Blue Corn Posole Stew
Made with less liquid, it is served in New Mexico as a side dish with breakfast
eggs or with lunch.
- 3 pounds (1.5 kg) lamb or pork roast, trimmed of fat and cut into 1-inch (2 cm
x 2 cm) cubes
- l large onion, coarsely chopped
- 2 teaspoons (10 ml) vegetable
- 2 to 8 cloves garlic, minced
- 1 to 2 cups (240-480 ml) dry white wine (optional)
- 2 (10 1/2 ounce - 315 ml) cans condensed chicken stock or
- 2 quarts (2 liters) water, enough to cover posole, add more as needed
- 21 ounces (588 g) dry blue corn posole or 24 ounces (.75 kg)
fresh white nixtamal (about 1/2 the standard pack) or 3 (29
ounces - 800 g) cans yellow or white hominy (maiz blanco)
- 8 ounces (224 g) canned
diced mild green chiles or 2 to 4 fresh mild, long green chiles,
seeded and finely chopped
- 6 to 12 juniper berries, mashed (or substitute a crushed
- 1 tablespoon (20 ml) oregano
- Salt to taste, or use 1 chicken bouillon
- 1/2 cup (125 ml) chopped parsley or cilantro
- Lime or lemon wedges
- In a 6- to 8- quart (6-8 liter) pan, cook the onion in the oil until soft,
- Add the water, chicken stock, white wine and juniper berries.

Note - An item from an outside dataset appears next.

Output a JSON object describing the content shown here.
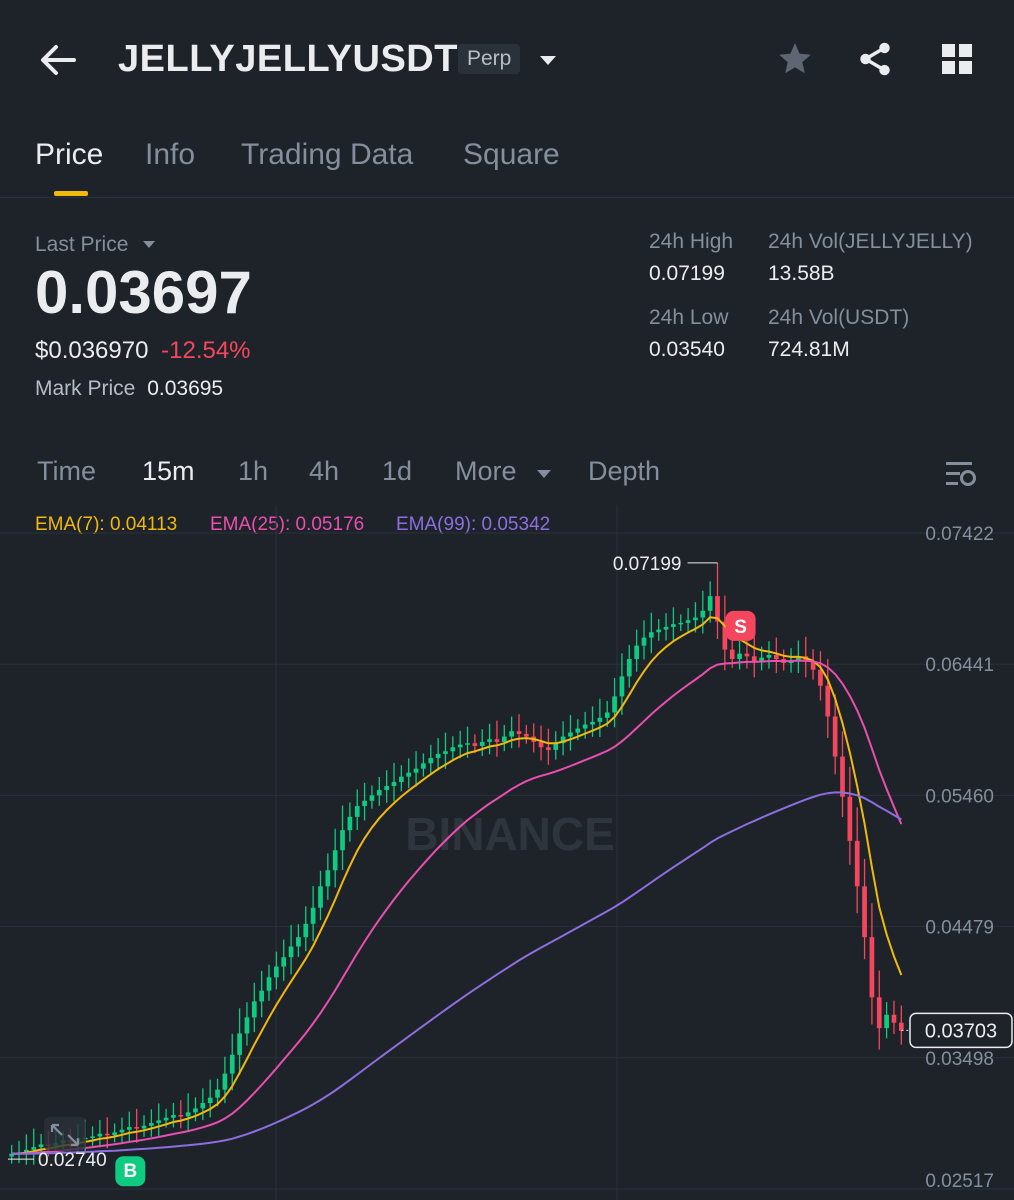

Bring to a
rolling boil and add the dry posole or fresh nixtamal. Simmer slowly on low
heat for 3 to 4 hours. Add more liquid if necessary. (If you are using canned
hominy, skip this step. Cook the meat as instructed below with the liquids and
seasonings, using just enough water to cover the meat. Add the canned hominy
with the parsley and cilantro. Heat to serving temperature.)
- When the posole kernels start to split open, add the meat cubes, garlic,
green chiles and oregano and cook on low heat for about 1 hour longer, until
the meat is no longer pink in the center. If you like more salt, add a chicken
bouillon cube or salt to taste.
- Add the parsley or cilantro just before serving.
- Serve with lime or lemon wedges. French style bread and a green salad go
well with Posole.
The meat can be roasted separately, then cubed and added at the last minute
for fuller flavor.
Posole can be made without meat. Blue corn is the best choice, as it has
a firmer texture and more distinctive flavor.